Problem to work on: Lines that contain "calendar" are to be copied from the material, every one of them.
== The records
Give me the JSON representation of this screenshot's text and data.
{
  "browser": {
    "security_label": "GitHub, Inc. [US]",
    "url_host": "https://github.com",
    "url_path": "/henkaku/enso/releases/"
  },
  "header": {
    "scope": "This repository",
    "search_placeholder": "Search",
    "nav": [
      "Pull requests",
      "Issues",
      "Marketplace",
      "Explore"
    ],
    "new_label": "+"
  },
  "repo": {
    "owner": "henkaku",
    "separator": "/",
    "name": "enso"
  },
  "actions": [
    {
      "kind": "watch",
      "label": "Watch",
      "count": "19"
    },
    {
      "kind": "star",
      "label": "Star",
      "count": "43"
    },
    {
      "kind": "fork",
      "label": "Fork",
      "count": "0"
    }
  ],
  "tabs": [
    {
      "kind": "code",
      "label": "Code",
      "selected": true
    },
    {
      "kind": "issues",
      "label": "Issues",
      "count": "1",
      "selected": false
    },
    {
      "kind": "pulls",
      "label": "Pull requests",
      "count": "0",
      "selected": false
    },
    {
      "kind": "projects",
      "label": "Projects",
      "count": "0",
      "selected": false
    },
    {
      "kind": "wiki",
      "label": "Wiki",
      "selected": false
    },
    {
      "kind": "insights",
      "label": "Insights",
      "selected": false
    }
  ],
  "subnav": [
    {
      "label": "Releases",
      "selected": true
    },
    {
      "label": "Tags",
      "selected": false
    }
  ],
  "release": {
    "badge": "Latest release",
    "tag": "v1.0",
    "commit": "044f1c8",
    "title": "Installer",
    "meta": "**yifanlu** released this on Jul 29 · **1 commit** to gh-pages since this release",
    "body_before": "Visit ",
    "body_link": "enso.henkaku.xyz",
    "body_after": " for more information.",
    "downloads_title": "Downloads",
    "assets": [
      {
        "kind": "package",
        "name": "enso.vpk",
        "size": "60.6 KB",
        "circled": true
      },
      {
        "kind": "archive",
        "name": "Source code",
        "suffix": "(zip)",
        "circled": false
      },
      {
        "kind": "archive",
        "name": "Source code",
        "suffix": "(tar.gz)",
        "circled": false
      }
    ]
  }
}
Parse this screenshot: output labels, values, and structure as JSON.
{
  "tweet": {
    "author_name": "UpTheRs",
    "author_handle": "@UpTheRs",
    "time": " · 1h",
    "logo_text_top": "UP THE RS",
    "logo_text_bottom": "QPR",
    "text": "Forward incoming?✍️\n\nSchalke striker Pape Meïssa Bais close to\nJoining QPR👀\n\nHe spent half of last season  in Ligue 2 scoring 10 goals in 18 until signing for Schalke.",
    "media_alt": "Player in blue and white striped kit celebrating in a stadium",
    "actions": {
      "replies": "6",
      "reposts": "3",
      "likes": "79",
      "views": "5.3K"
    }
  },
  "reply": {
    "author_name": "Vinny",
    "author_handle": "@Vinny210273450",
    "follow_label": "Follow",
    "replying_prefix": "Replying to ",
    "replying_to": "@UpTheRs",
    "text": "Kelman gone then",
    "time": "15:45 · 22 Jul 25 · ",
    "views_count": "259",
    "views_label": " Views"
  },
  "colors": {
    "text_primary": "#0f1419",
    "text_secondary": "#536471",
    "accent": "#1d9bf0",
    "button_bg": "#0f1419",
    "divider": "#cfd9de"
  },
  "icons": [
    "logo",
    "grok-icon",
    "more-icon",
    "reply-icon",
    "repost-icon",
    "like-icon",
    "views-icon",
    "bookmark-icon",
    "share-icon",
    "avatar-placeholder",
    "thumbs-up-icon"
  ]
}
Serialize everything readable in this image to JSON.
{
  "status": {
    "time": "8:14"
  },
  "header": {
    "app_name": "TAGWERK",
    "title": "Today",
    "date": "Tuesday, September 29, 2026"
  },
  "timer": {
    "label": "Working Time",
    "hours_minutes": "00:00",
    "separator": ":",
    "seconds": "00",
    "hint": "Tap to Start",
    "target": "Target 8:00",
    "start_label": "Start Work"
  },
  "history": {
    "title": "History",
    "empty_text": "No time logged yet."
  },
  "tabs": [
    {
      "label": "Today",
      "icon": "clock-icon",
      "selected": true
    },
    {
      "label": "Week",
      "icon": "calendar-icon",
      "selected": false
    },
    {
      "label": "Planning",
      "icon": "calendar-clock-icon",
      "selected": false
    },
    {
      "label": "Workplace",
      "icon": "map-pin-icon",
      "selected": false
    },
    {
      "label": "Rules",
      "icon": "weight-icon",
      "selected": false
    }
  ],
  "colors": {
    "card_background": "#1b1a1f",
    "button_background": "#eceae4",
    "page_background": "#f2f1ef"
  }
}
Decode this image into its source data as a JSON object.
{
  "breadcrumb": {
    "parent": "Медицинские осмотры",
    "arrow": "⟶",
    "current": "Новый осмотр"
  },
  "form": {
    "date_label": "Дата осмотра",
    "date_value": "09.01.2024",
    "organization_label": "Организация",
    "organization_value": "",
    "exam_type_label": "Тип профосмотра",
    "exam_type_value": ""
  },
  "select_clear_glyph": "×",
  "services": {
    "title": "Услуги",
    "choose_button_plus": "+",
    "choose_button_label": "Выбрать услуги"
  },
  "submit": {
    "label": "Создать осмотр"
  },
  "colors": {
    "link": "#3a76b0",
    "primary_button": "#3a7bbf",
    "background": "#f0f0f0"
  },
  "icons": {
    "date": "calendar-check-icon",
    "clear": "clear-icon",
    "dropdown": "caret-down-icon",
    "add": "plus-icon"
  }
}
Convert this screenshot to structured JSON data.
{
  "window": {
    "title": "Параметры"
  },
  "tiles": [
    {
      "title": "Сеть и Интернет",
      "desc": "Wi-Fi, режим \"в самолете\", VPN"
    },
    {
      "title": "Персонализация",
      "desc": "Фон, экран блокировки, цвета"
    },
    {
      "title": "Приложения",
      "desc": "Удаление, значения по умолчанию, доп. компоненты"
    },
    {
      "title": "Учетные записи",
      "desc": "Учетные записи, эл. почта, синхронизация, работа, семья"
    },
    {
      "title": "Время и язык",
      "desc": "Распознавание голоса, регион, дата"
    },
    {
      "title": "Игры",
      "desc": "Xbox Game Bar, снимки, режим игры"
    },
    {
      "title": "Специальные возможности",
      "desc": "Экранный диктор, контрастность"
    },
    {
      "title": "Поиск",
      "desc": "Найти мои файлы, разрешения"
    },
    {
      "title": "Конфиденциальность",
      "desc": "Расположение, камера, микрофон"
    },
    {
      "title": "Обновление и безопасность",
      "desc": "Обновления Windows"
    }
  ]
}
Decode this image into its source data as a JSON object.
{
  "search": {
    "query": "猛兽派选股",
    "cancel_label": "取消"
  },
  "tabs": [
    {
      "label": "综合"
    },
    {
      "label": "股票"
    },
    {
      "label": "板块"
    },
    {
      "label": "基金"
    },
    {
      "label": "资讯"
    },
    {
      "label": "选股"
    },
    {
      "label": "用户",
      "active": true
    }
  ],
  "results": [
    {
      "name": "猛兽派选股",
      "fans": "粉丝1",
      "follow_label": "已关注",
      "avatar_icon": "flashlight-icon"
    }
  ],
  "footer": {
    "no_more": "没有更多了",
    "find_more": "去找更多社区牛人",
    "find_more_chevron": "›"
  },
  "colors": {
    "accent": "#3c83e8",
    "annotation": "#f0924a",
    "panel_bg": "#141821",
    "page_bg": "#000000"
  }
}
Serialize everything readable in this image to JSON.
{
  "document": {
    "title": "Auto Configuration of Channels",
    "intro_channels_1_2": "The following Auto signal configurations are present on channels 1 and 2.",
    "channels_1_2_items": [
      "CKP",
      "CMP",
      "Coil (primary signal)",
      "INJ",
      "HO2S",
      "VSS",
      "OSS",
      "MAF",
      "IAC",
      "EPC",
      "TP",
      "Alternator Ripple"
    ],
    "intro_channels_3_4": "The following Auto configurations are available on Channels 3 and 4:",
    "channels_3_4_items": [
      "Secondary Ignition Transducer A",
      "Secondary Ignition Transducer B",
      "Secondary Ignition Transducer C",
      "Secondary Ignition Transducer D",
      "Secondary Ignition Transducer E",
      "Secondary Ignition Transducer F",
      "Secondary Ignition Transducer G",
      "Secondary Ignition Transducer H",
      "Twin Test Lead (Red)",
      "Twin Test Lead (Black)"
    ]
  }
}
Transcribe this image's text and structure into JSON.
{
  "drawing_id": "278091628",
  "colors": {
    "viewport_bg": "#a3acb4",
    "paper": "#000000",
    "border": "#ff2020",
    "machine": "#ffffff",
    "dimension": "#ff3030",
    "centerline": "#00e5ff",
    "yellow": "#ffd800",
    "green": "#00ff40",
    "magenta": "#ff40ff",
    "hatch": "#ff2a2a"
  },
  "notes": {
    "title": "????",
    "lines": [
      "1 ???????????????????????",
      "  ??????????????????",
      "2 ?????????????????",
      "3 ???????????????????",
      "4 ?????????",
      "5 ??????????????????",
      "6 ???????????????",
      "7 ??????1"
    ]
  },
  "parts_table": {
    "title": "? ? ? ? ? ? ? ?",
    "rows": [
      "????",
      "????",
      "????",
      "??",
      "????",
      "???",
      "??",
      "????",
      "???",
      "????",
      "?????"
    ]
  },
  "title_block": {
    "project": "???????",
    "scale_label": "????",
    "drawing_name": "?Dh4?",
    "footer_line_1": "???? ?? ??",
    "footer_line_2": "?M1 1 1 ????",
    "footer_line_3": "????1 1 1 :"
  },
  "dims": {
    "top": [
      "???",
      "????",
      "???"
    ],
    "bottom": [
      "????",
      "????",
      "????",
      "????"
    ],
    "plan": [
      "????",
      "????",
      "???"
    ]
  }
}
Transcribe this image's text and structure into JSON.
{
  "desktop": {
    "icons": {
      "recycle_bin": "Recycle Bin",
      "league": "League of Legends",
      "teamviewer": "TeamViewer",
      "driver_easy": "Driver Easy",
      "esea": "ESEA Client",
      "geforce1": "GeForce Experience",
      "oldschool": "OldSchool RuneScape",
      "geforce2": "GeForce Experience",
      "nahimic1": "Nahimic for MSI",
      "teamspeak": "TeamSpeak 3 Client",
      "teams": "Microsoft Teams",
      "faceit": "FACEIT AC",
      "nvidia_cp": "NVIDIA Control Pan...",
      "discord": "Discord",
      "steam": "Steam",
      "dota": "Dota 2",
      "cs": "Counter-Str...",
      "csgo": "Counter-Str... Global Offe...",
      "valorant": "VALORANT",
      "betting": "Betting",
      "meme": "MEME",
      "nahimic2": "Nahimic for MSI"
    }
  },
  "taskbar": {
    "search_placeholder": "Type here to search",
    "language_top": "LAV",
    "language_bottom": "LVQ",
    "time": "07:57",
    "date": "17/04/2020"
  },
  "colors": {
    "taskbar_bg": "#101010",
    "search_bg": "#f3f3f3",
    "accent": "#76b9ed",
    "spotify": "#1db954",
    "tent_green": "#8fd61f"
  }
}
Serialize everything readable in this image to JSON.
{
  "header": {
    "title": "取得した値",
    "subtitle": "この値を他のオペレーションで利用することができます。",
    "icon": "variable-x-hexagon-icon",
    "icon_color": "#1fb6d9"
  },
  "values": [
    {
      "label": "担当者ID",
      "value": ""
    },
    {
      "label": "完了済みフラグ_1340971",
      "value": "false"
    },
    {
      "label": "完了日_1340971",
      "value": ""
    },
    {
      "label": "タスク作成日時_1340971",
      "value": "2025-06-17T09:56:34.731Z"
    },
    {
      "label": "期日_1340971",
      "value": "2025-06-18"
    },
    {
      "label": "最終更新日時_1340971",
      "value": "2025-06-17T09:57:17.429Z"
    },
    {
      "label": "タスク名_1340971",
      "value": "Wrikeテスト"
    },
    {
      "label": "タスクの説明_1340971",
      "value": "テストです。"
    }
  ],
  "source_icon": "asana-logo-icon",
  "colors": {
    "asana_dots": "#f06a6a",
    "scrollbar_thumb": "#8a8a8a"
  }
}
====
Solved problem:
      "icon": "calendar-icon",
      "icon": "calendar-clock-icon",
    "date": "calendar-check-icon",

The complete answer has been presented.